EXERCISE: The records should be copied out again with no alteration.

[Website and app data records]
----
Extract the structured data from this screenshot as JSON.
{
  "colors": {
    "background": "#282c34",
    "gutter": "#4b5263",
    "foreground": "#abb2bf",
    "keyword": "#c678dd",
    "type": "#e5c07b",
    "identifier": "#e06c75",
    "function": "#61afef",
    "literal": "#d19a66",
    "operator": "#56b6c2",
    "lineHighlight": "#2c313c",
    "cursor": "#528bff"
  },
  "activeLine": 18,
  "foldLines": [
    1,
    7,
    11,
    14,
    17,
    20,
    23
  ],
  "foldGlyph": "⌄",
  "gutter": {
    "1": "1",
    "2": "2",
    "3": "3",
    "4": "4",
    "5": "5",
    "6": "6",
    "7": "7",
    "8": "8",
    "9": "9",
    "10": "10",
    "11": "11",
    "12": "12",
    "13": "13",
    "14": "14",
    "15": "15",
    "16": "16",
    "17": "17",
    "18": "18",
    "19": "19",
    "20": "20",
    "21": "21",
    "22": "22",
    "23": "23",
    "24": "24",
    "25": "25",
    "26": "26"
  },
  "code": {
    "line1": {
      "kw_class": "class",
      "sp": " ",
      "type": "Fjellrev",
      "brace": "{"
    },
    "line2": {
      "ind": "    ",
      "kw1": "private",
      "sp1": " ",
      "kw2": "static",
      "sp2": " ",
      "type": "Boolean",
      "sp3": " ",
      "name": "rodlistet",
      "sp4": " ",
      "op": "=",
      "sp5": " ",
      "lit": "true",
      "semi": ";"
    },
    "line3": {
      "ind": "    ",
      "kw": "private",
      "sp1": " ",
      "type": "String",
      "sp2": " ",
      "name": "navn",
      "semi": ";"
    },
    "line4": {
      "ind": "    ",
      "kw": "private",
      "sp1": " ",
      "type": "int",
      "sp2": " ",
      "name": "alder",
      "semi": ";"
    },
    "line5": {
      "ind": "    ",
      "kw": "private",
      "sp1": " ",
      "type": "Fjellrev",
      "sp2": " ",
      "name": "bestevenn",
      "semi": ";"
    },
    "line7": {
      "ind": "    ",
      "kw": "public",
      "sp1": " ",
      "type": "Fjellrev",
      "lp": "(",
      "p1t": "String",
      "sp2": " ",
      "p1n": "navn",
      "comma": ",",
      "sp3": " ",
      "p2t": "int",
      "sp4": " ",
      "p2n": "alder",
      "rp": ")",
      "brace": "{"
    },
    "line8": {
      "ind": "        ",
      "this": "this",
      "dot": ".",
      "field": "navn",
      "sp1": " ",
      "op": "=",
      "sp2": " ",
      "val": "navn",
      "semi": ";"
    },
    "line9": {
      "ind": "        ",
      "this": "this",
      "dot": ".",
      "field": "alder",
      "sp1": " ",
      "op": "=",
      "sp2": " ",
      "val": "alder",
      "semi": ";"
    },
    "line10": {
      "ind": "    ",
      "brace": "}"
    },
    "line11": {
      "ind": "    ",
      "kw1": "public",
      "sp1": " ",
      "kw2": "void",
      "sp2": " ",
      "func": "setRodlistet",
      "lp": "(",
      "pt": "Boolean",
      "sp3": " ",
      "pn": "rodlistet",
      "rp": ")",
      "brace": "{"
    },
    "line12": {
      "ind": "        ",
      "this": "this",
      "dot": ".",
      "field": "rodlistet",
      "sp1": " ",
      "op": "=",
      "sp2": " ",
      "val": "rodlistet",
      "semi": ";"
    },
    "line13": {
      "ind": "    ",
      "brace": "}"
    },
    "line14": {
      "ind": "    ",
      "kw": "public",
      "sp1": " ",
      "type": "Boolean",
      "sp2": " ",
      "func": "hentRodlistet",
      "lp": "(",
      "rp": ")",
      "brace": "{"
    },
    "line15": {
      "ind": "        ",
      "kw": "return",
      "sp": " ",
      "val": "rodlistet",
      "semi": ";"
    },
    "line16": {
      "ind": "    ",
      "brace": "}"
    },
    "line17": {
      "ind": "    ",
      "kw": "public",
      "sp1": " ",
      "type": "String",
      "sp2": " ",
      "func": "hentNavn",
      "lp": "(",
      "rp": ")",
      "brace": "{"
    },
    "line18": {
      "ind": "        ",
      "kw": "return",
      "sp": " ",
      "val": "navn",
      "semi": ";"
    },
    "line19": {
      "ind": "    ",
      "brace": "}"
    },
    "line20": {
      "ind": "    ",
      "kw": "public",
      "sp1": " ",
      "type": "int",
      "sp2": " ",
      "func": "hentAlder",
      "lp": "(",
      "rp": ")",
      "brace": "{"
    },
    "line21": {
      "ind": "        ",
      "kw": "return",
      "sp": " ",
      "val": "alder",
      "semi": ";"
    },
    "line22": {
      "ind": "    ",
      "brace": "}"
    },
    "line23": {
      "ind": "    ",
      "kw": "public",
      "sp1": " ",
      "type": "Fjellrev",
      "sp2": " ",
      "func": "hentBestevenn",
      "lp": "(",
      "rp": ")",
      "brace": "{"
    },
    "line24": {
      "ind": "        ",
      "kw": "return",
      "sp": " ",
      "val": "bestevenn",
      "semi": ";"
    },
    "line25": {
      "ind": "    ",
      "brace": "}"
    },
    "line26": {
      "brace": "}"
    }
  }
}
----
EXERCISE RESPONSE:
Extract the structured data from this screenshot as JSON.
{
  "colors": {
    "background": "#282c34",
    "gutter": "#4b5263",
    "foreground": "#abb2bf",
    "keyword": "#c678dd",
    "type": "#e5c07b",
    "identifier": "#e06c75",
    "function": "#61afef",
    "literal": "#d19a66",
    "operator": "#56b6c2",
    "lineHighlight": "#2c313c",
    "cursor": "#528bff"
  },
  "activeLine": 18,
  "foldLines": [
    1,
    7,
    11,
    14,
    17,
    20,
    23
  ],
  "foldGlyph": "⌄",
  "gutter": {
    "1": "1",
    "2": "2",
    "3": "3",
    "4": "4",
    "5": "5",
    "6": "6",
    "7": "7",
    "8": "8",
    "9": "9",
    "10": "10",
    "11": "11",
    "12": "12",
    "13": "13",
    "14": "14",
    "15": "15",
    "16": "16",
    "17": "17",
    "18": "18",
    "19": "19",
    "20": "20",
    "21": "21",
    "22": "22",
    "23": "23",
    "24": "24",
    "25": "25",
    "26": "26"
  },
  "code": {
    "line1": {
      "kw_class": "class",
      "sp": " ",
      "type": "Fjellrev",
      "brace": "{"
    },
    "line2": {
      "ind": "    ",
      "kw1": "private",
      "sp1": " ",
      "kw2": "static",
      "sp2": " ",
      "type": "Boolean",
      "sp3": " ",
      "name": "rodlistet",
      "sp4": " ",
      "op": "=",
      "sp5": " ",
      "lit": "true",
      "semi": ";"
    },
    "line3": {
      "ind": "    ",
      "kw": "private",
      "sp1": " ",
      "type": "String",
      "sp2": " ",
      "name": "navn",
      "semi": ";"
    },
    "line4": {
      "ind": "    ",
      "kw": "private",
      "sp1": " ",
      "type": "int",
      "sp2": " ",
      "name": "alder",
      "semi": ";"
    },
    "line5": {
      "ind": "    ",
      "kw": "private",
      "sp1": " ",
      "type": "Fjellrev",
      "sp2": " ",
      "name": "bestevenn",
      "semi": ";"
    },
    "line7": {
      "ind": "    ",
      "kw": "public",
      "sp1": " ",
      "type": "Fjellrev",
      "lp": "(",
      "p1t": "String",
      "sp2": " ",
      "p1n": "navn",
      "comma": ",",
      "sp3": " ",
      "p2t": "int",
      "sp4": " ",
      "p2n": "alder",
      "rp": ")",
      "brace": "{"
    },
    "line8": {
      "ind": "        ",
      "this": "this",
      "dot": ".",
      "field": "navn",
      "sp1": " ",
      "op": "=",
      "sp2": " ",
      "val": "navn",
      "semi": ";"
    },
    "line9": {
      "ind": "        ",
      "this": "this",
      "dot": ".",
      "field": "alder",
      "sp1": " ",
      "op": "=",
      "sp2": " ",
      "val": "alder",
      "semi": ";"
    },
    "line10": {
      "ind": "    ",
      "brace": "}"
    },
    "line11": {
      "ind": "    ",
      "kw1": "public",
      "sp1": " ",
      "kw2": "void",
      "sp2": " ",
      "func": "setRodlistet",
      "lp": "(",
      "pt": "Boolean",
      "sp3": " ",
      "pn": "rodlistet",
      "rp": ")",
      "brace": "{"
    },
    "line12": {
      "ind": "        ",
      "this": "this",
      "dot": ".",
      "field": "rodlistet",
      "sp1": " ",
      "op": "=",
      "sp2": " ",
      "val": "rodlistet",
      "semi": ";"
    },
    "line13": {
      "ind": "    ",
      "brace": "}"
    },
    "line14": {
      "ind": "    ",
      "kw": "public",
      "sp1": " ",
      "type": "Boolean",
      "sp2": " ",
      "func": "hentRodlistet",
      "lp": "(",
      "rp": ")",
      "brace": "{"
    },
    "line15": {
      "ind": "        ",
      "kw": "return",
      "sp": " ",
      "val": "rodlistet",
      "semi": ";"
    },
    "line16": {
      "ind": "    ",
      "brace": "}"
    },
    "line17": {
      "ind": "    ",
      "kw": "public",
      "sp1": " ",
      "type": "String",
      "sp2": " ",
      "func": "hentNavn",
      "lp": "(",
      "rp": ")",
      "brace": "{"
    },
    "line18": {
      "ind": "        ",
      "kw": "return",
      "sp": " ",
      "val": "navn",
      "semi": ";"
    },
    "line19": {
      "ind": "    ",
      "brace": "}"
    },
    "line20": {
      "ind": "    ",
      "kw": "public",
      "sp1": " ",
      "type": "int",
      "sp2": " ",
      "func": "hentAlder",
      "lp": "(",
      "rp": ")",
      "brace": "{"
    },
    "line21": {
      "ind": "        ",
      "kw": "return",
      "sp": " ",
      "val": "alder",
      "semi": ";"
    },
    "line22": {
      "ind": "    ",
      "brace": "}"
    },
    "line23": {
      "ind": "    ",
      "kw": "public",
      "sp1": " ",
      "type": "Fjellrev",
      "sp2": " ",
      "func": "hentBestevenn",
      "lp": "(",
      "rp": ")",
      "brace": "{"
    },
    "line24": {
      "ind": "        ",
      "kw": "return",
      "sp": " ",
      "val": "bestevenn",
      "semi": ";"
    },
    "line25": {
      "ind": "    ",
      "brace": "}"
    },
    "line26": {
      "brace": "}"
    }
  }
}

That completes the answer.